School basketball: Gatta raised bar at Scotia-Glenville
Regan Gatta had several objectives in mind when she took over as head coach of the Scotia-Glenville varsity girls’ basketball team in 2006.
“When I first started, there had been a lot of coaching turnover, and I was looking to bring some consistency,” she said. “I also wanted to put together a team that was competitive in Section II. I wanted to get the community excited about girls’ basketball and get them on the map.”
Gatta did that just two seasons into her stint when she guided the Tartans to a long-awaited championship. Three more league titles followed, and two of those squads made deep sectional runs.
“I had some wonderful kids,” said the modest Lincoln Elementary School teacher, who has stepped down for personal reasons. “Year in and year out, they worked hard. They got along with each other and helped each other. You have to have that to have so many great teams.”
Gatta’s seven teams put together a combined 84-58 record, including a 52-8 mark from 2009-12. Those three Foothills Council championship teams won 39 of their 40 league games.
“Her teams modeled the way she was as a player,” said Jamian Rockhill, Scotia-Glenville’s athletic director and dean of students. “They were confident, hard-working, dedicated.”
In Gatta’s first season, the Tartans won only four league games. In her second go-round, they won 11 league games and ended the school’s Foothills championship drought that dated back to 1992.
“That was a very rewarding season. To go from worst to first, no one expected us to do it,” said Gatta, whose 2007-08 team was led by Katie DeVantier, Laura Coderre, Gina Cappuccitti and Leigha Motta. “That showed what hard work can do. We had good athletes, but not necessarily basketball-minded kids. If you put time and energy into something, you can accomplish a lot.”
Cassie Broadhead joined the team a year later as an eighth-grader, and, sparked by its budding superstar, Scotia-Glenville put together its outstanding 2009-12 stretch that included a pair of Section II tournament final four berths.

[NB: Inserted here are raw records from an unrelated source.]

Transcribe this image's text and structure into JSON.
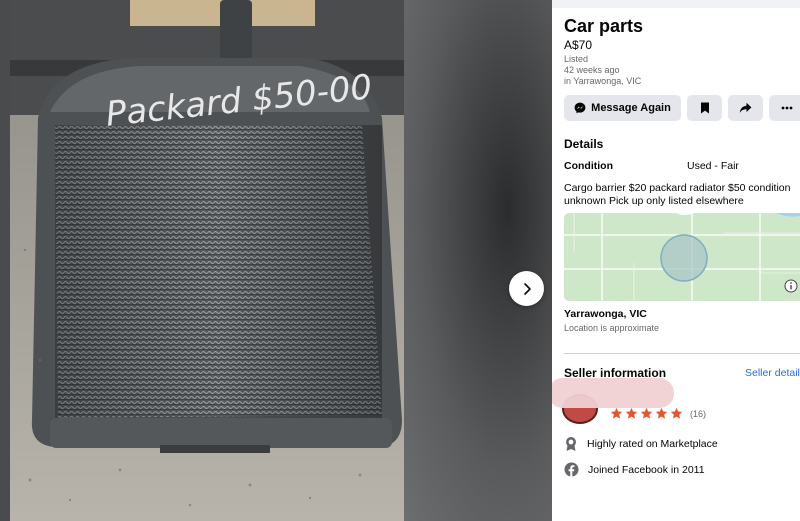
{
  "listing": {
    "title": "Car parts",
    "price": "A$70",
    "listed_label": "Listed",
    "listed_time": "42 weeks ago",
    "listed_location": "in Yarrawonga, VIC"
  },
  "actions": {
    "message_label": "Message Again"
  },
  "details": {
    "heading": "Details",
    "condition_label": "Condition",
    "condition_value": "Used - Fair",
    "description": "Cargo barrier $20 packard radiator $50 condition unknown Pick up only listed elsewhere"
  },
  "location": {
    "name": "Yarrawonga, VIC",
    "note": "Location is approximate"
  },
  "seller": {
    "heading": "Seller information",
    "details_link": "Seller details",
    "rating_stars": 5,
    "review_count": "(16)",
    "badges": [
      {
        "icon": "award-ribbon-icon",
        "text": "Highly rated on Marketplace"
      },
      {
        "icon": "facebook-icon",
        "text": "Joined Facebook in 2011"
      }
    ]
  },
  "photo": {
    "handwritten_text": "Packard $50-00"
  },
  "colors": {
    "accent_link": "#216fdb",
    "button_bg": "#e4e6eb",
    "star": "#e4572e",
    "map_green": "#cde8c9"
  }
}
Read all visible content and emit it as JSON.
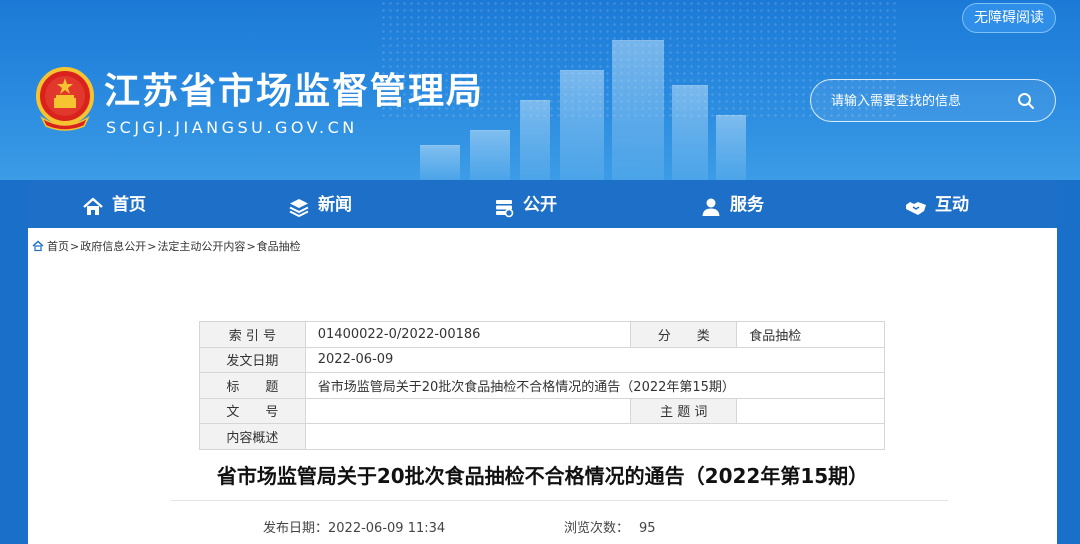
{
  "header": {
    "accessibility_label": "无障碍阅读",
    "site_title": "江苏省市场监督管理局",
    "site_domain": "SCJGJ.JIANGSU.GOV.CN",
    "search_placeholder": "请输入需要查找的信息",
    "colors": {
      "banner": "#1c7ad6",
      "nav": "#1d6fc7"
    }
  },
  "nav": {
    "items": [
      {
        "label": "首页",
        "icon": "home-icon"
      },
      {
        "label": "新闻",
        "icon": "layers-icon"
      },
      {
        "label": "公开",
        "icon": "document-stack-icon"
      },
      {
        "label": "服务",
        "icon": "user-icon"
      },
      {
        "label": "互动",
        "icon": "handshake-icon"
      }
    ]
  },
  "breadcrumb": {
    "items": [
      "首页",
      "政府信息公开",
      "法定主动公开内容",
      "食品抽检"
    ],
    "separator": ">"
  },
  "meta": {
    "index_label": "索 引 号",
    "index_value": "01400022-0/2022-00186",
    "category_label": "分　　类",
    "category_value": "食品抽检",
    "date_label": "发文日期",
    "date_value": "2022-06-09",
    "title_label": "标　　题",
    "title_value": "省市场监管局关于20批次食品抽检不合格情况的通告（2022年第15期）",
    "docno_label": "文　　号",
    "docno_value": "",
    "topic_label": "主 题 词",
    "topic_value": "",
    "summary_label": "内容概述",
    "summary_value": ""
  },
  "article": {
    "title": "省市场监管局关于20批次食品抽检不合格情况的通告（2022年第15期）",
    "publish_label": "发布日期：",
    "publish_time": "2022-06-09 11:34",
    "views_label": "浏览次数：",
    "views_count": "95"
  }
}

“A player like Cassie doesn’t come along every day, and we had a lot of great players around her,” said Gatta, whose title teams included Danielle Conley, Sarah Janson, Angie DiJohn, Julianna Ferrari and Monica Compton. “I had high expectations. They had high expectations. When you get people together who want it, it’s contagious. It’s that extra time that kids put in that makes great teams.”
Scotia-Glenville completed a perfect 2010-11 regular season and finished at 19-1 following a loss to Averill Park in the Class A semifinals. The Tartans went 18-3 in 2011-12, losing again to Averill Park in the Class A title game. That edition put together a 14-game win streak capped by a sectional semifinal victory over Holy Names.
“We’re proud of her,” said Rockhill. “She did so much for the program. Even after she stepped down, while were going through interview process for a new coach, she was working with the girls.”
Gatta’s girls played a gritty brand of defense, just as she did as a standout at Voorheesville High School and Le Moyne College.
“Defense was always No. 1 with us. It was ingrained in me from the time I started playing, and it’s something I stressed,” said Gatta, who helped Voorheesville win a state championship in 1998. “Play with heart.”
This past season, Scotia-Glenville lost DeJohn and Rachael Cox to preseason knee injuries, and lost Broadhead to a shoulder injury three games in. The Tartans still managed to go 7-5 in the Foothills, gaining a share of second place, and 8-11 overall.
“We had one senior left standing, and we were right there. We were in the league race right up until the end,” said Gatta. “We went with seven kids for most of the season, including an eighth-grader at point guard. They did a good job for such a young team, and they gained some valuable experience.”
Gatta plans to resume her coaching career in the future. Her coaching work includes a two-year assistant stint with the Oswego State women’s team.
“Coaching takes so much time to do it right,” she said. “I got married just over a year ago and I have some things I want to do. I need some time for myself, so I thought this was the right time to hand it over before starting my family.”
Holt Fest standout
Troy High School guard Dyaire Holt scored 16 points, including a three to force overtime, in
Adirondack/Capital’s 77-75 championship-game win over Hudson Valley Sunday at the Basketball Coaches Association of New York Summer Hoops Festival in Johnson City.
Adirondack/Capital lost to Hudson Valley in last year’s title game, 67-65.
Elijah Burns, who is transferring from LaSalle to Blair Academy, scored 14 points in Sunday’s final. Jahlil Nails of Columbia had 12 points and nine rebounds.
Nails had 20 points and six steals in an 88-49 semifinal win over Suffolk.